Club Cricket Conference

Wednesday, 29th November 2023

Coach Class

By Richard Edwards

8th November 2023

There has been an undeniable explosion of interest in cricket over the past five years, one which has stepped up in pace post-Covid. But could more be done to ensure that the number of coaches required to cope with these increasing numbers keeps pace?  

In football, it’s now possible to achieve the FA’s Level One coaching qualification entirely online, providing flexibility for those with busy work lives during the week, and busy sport and family commitments at weekends.

Cricket has embraced virtual learning too, but the equivalent qualification in the sport, in Hampshire at least, would take out two Saturdays. The Core Coach qualification runs over four weekends. There are online elements to both these courses, but clearly, taking either requires significant time commitments from those looking to complete them.

At Ben Stokes’ club in Cockermouth, they’re benefiting from the surge of interest inspired directly by one of their own.

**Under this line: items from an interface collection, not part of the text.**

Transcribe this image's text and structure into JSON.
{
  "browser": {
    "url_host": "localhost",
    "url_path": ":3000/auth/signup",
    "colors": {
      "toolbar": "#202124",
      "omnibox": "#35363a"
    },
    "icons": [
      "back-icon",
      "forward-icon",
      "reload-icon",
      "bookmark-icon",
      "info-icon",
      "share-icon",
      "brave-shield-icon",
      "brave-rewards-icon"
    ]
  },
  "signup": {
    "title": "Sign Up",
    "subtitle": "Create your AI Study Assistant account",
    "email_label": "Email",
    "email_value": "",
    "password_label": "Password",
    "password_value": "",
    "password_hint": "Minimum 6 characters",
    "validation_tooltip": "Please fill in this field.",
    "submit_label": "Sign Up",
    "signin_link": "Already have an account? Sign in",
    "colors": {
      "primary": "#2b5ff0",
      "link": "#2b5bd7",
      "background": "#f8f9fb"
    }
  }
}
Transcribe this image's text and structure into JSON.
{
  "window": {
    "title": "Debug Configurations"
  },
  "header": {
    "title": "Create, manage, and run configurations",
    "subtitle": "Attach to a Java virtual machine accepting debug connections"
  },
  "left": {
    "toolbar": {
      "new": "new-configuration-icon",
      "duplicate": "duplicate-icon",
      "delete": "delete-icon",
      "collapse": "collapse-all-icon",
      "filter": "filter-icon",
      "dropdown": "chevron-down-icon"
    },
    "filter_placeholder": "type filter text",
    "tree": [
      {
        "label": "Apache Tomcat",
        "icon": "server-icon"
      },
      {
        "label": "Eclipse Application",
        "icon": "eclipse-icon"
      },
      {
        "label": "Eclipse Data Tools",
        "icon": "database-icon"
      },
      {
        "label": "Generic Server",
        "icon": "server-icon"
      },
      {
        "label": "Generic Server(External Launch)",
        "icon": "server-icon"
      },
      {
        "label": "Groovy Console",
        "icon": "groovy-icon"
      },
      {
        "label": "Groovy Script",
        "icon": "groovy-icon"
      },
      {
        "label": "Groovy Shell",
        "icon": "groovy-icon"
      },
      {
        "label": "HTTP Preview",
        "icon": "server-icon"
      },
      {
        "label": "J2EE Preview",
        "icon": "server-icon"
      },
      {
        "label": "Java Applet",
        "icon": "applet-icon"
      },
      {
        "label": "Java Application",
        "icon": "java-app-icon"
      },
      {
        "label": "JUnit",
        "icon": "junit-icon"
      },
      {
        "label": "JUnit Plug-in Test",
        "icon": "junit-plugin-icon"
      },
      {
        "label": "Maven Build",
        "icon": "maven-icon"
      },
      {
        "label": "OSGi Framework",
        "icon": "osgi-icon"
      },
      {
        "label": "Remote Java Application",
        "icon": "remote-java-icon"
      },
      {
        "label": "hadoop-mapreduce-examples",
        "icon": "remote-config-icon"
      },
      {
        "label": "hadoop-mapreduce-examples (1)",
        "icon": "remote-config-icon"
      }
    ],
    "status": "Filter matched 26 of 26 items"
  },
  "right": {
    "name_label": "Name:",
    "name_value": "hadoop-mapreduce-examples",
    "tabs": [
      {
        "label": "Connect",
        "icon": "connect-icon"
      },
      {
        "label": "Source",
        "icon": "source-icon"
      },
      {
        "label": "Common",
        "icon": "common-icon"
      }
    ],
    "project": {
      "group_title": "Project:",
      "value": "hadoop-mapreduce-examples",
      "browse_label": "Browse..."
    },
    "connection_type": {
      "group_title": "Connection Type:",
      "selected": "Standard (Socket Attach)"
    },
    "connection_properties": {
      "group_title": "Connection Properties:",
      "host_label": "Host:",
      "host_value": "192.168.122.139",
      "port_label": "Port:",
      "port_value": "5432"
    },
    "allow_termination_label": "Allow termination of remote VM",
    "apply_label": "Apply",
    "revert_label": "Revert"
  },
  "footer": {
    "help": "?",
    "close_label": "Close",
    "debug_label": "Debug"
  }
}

Gareth White, is the club’s chairman, and he tells the Club Cricket Conference of the challenges clubs in Cumbria face when coaches move from the old Level One (now the Foundation course) to the old Level Two (now the Core qualification).

“Our club is in a pretty good place as far as coaches go,” he says. “As you work your way up the cricket qualifications it does become very intensive, and it’s fairly prescriptive in terms of time.

“I wonder if there’s something to say about having a greater degree of flexibility because a large proportion of those people who are doing these courses are likely to be like us – people who are working heavy hours during the week and then have family commitments at the weekend, including sports commitments with kids.

“To block it out for four weeks is a big ask. And probably insurmountable for a lot of people.

“We have a lot of activity on the coaching front at Cockermouth at the moment, which is really, really positive. We’re in a really good place and we’re subsidising those who are going through the pathway – thats a big chunk of our revenue going on ensuring that we have that pipeline of coaches coming through.

“A lot of those are coming through the first level, where it’s a one or two week commitment – people will bite the bullet and do that. Moving up to the next level, it’s a really significant uptick in time.”

Cumbria faces its own unique set of difficulties by virtue of the distances required to travel from one of England’s most remote counties. And that’s particularly true for the professionals travelling to Cumbria to play over the summer.

“To get your governing bodies endorsement, your professional has to have that (Core) qualification, unless they’ve got the equivalent from back home,” he says.  

“it’s a logistical nightmare, For us, the nearest coaching courses are at Old Trafford, which is two and a half hours away. We have to get them down there for four separate sessions and logistically, that makes life very, very difficult.”  

Peter Free, the former Leicestershire cricketer, is the Women and Girl’s Development Officer at the Norfolk Cricket Board and has witnessed at first hand the surge in demand for female cricket provision in the east of the country. He’s intent on ensuring that the requisite number of coaches are available to cope with it.

“I think what we’re seeing is that this is very much the job of the clubs, because the provision in state schools is still very poor,” he says. “It’s really down to the clubs to provide that entrance point into the game, and having qualified coaches on hand to do that is clearly a massive part of it.

“It will vary from board to board and the resources available as to how the time commitment is split up but you do really need a sports hall and a classroom to conduct it properly. There are some online elements, it’s a mixture of both. What was the old Level One and the Core, there are e-learning modules on both courses. In order to be certified at the end of it, you do have to pass the e-learning modules and the face-to-face element. It is reasonably intensive, I guess, but I think it’s a good mix – you have to put in the time if you want to get the qualification at the end of it.”

The ECB also offers the Support Coach qualification, which is the level below the foundation. As the name suggests, it then allows those who have taken it to act in a supervisory role to a more senior coach in the nets, on the outfield or in the sports hall during the depths of winter.

In short, you could probably argue that there’s something for everybody. Although whether all those who could take the Core course to bolster their club’s offering end up doing so, is probably a moot point.

For his part, Free is doing his bit to attempt to raise coaching standards and numbers in schools by running a course targeted directly at teachers in Norfolk early in 2024.

“If it goes well then that will obviously be fed back to the ECB,” he says. “I think it’s something that is well worth doing.”

In Cornwall, Truro coach, Robert Harrison, believes the opportunities are there for aspiring coaches looking to get into the sport, and those looking to take a step-up the qualification ladder.

“We have always found Cornwall Cricket Board to be very accommodating and offer a number of courses over the years at various times, some weekends and evenings to support coaches,” he says. “They also offer support for women and girls. The ECB could always do more but that would take more money - which Cricket does not have.”

A sport, generally, is only as healthy as the coaching pool available to improve the players of today and the talent of tomorrow. The recreational game seems to be in a relatively good place. But no-one should be taking their eye off the ball.